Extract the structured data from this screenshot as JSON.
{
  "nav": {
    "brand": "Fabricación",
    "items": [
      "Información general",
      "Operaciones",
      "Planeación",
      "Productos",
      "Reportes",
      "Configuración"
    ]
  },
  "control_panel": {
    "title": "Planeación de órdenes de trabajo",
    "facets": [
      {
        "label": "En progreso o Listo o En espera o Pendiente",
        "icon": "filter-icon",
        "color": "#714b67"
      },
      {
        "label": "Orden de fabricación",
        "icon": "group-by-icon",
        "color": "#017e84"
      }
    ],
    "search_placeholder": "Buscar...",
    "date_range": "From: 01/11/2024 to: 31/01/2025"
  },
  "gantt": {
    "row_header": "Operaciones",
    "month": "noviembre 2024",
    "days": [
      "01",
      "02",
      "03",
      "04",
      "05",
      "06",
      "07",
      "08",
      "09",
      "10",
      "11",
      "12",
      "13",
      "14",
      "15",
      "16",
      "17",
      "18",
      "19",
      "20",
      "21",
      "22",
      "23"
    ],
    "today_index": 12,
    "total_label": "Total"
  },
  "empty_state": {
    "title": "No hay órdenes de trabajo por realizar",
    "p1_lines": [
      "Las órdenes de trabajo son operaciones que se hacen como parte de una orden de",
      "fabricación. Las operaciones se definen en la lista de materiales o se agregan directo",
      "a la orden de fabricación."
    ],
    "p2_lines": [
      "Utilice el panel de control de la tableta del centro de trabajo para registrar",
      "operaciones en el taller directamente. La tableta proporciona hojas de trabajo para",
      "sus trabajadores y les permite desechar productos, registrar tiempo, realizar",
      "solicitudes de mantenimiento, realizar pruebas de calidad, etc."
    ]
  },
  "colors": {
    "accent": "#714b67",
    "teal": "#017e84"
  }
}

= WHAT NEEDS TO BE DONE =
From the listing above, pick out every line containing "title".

= RESPONSE BELOW =
    "title": "Planeación de órdenes de trabajo",
    "title": "No hay órdenes de trabajo por realizar",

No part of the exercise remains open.